Kevin Rankin: Yeah, it started out in more comedic stuff working very character-y character stuff, and part of that diversification that I was trying to do initially... I would cut my hair and just try to show up and be different people. It just sort of evolved. It went from being this bumbling guy to the computer guy to the stoner guy to now we're a bad guy, which was a constant decision. I was like, "I really want to work on trying to be a bad guy." And then when I did that, those parts started kind of coming in. And then now all of a sudden that's all they wanted me for so now I'm saying, "Pump the brakes; let's try something different."

HitFix: Now, is there anything when people point and go, "Hey you're that guy from…" What is the "from" usually going to be?

Kevin Rankin: It's tough because I look at different, so when they see me out in the world they either think I dated their cousin or they went to college with me. But I get a lot of "Friday Night Lights" now just because people are discovering it. People are discovering it more now than they did then and they don't usually – anything I have facial hair they don't recognize me from. They don't normally recognize me from "Breaking Bad," but I get a lot of "Justified."

HitFix: I was just wonder can you tell the sort of people who are going to recognize you from certain things?

Kevin Rankin: Yeah. They ask me and then I start going down my resume and then by the fifth one they still haven't seen it and I'm like, "You know what, I'm not aware of your viewing habits. I thought I knew you like you thought you knew me but I don't know you."

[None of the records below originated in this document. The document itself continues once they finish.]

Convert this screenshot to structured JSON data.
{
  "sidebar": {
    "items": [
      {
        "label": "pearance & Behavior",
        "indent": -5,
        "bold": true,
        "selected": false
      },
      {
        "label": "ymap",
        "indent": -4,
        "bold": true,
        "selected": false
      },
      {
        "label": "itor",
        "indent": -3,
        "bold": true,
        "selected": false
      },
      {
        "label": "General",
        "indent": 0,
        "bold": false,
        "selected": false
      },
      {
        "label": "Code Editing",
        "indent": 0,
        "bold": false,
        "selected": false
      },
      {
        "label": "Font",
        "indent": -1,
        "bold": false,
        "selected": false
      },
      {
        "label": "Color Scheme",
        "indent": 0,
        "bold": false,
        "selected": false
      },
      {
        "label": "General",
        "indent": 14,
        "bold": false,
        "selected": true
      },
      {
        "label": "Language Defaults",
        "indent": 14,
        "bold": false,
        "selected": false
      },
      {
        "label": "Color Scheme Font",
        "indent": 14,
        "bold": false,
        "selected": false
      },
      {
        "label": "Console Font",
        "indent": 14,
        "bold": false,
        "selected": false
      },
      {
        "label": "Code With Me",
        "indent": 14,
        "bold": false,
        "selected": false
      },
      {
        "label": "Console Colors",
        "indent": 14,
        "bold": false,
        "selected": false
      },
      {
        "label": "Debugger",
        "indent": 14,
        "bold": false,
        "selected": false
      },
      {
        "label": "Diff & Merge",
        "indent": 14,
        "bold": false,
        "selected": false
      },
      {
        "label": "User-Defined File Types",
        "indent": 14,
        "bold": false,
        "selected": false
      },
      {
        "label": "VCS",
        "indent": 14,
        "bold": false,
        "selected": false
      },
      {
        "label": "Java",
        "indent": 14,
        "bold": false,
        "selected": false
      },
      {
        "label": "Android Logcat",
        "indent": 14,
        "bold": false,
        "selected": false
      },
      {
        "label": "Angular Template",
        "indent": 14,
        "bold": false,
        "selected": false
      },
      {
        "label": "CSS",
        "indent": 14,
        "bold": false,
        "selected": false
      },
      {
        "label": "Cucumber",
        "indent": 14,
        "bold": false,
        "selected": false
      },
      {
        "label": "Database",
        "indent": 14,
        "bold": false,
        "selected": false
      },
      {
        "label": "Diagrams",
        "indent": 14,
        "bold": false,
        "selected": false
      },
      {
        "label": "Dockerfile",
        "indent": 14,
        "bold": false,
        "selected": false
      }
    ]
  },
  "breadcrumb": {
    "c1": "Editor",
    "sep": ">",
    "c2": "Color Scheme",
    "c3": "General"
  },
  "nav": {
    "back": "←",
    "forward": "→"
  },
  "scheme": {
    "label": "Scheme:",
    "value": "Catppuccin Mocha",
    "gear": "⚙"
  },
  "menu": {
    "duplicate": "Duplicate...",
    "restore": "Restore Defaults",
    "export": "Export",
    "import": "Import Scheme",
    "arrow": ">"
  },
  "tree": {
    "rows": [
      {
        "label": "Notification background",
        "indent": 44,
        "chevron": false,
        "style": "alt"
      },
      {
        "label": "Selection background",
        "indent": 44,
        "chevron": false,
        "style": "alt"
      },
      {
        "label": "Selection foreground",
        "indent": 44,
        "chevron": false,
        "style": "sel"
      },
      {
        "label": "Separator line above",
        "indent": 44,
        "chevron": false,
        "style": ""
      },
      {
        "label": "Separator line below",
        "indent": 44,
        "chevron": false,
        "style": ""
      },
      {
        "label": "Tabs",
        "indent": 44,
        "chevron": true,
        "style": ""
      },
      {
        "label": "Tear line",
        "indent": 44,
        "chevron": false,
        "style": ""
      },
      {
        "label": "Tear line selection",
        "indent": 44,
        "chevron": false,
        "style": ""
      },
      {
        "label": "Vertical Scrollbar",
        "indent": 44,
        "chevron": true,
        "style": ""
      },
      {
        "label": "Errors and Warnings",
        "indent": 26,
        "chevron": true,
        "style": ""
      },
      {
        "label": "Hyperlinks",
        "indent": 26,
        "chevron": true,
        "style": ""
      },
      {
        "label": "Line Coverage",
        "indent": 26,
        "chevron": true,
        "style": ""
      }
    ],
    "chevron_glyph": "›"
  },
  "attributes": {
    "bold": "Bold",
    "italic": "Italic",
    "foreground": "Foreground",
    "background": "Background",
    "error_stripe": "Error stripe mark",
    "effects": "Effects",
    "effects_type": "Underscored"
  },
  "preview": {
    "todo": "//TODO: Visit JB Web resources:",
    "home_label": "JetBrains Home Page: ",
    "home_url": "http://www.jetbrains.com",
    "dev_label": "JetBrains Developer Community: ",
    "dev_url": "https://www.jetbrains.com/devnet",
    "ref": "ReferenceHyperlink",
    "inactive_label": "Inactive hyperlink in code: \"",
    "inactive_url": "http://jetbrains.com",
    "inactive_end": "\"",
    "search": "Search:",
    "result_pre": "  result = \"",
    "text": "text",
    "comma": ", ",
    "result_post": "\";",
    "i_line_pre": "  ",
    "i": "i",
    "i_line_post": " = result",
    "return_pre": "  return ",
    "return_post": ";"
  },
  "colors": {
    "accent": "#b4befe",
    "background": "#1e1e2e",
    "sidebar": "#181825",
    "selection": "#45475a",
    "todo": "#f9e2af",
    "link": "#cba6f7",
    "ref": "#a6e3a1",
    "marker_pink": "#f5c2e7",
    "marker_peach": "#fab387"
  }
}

HitFix: It's like the idea that if you see a certain kind of person you can go "Okay that person is going to recognize me from 'Justified.'"

Kevin Rankin: Yeah. It's like, "He knows me from 'Justified,'" and then he's like, "Oh it's 'The O.C.'" "Oh wow. I only did one of those but sir, you remember 'The O.C.'?" [He laughs.]

HitFix: I think that speaks well for a certain kind of viewer.

Kevin Rankin: I still get "Undeclared."

HitFix: Of course you do and that would be the comedy I mentioned earlier, one of the first places where I remember putting your face and name together.

Kevin Rankin: Ahead of its time by the way, "Undeclared."

HitFix: I don't know if you've rewatched it lately…

Kevin Rankin: I haven't. No.

HitFix: Every bit as funny. As it was, and of course the cast is…

Kevin Rankin: Completely. Right?"

HitFix: Utterly ridiculous and you and Amy [Poehler] had all of those great moments together.

Kevin Rankin: Which was great. With Amy, I didn't know who she was when we first started working together. She's genius. She's like John Lennon-esque in her genius of comedy. She was so insecure and we would do a take and she'd be like, "That's just not funny." I'm like, "No, you're doing great," not knowing who she really was at the time. I'm like, "No, you're doing great!" Who knew she was so amazing?

HitFix: Would you have known at the time that all of those guys were going to become what they became?

Kevin Rankin: Oh, I really felt like that, yeah. Yeah. Specifically Seth Rogen. I knew that guy was definitely... Yeah.

[More on Page 2, including Rankin's experiences on a couple procedurals and the all-important question: Does seeing David Tennant's work on "Gracepoint" make him want to reprise Herc in a British "Friday Night Lights"?]

A long-time member of the TCA Board and a longer-time blogger of "American Idol," Dan Fienberg writes about TV, except for when he writes about movies or sometimes writes about the Red Sox. But never music. He would sound stupid talking about music.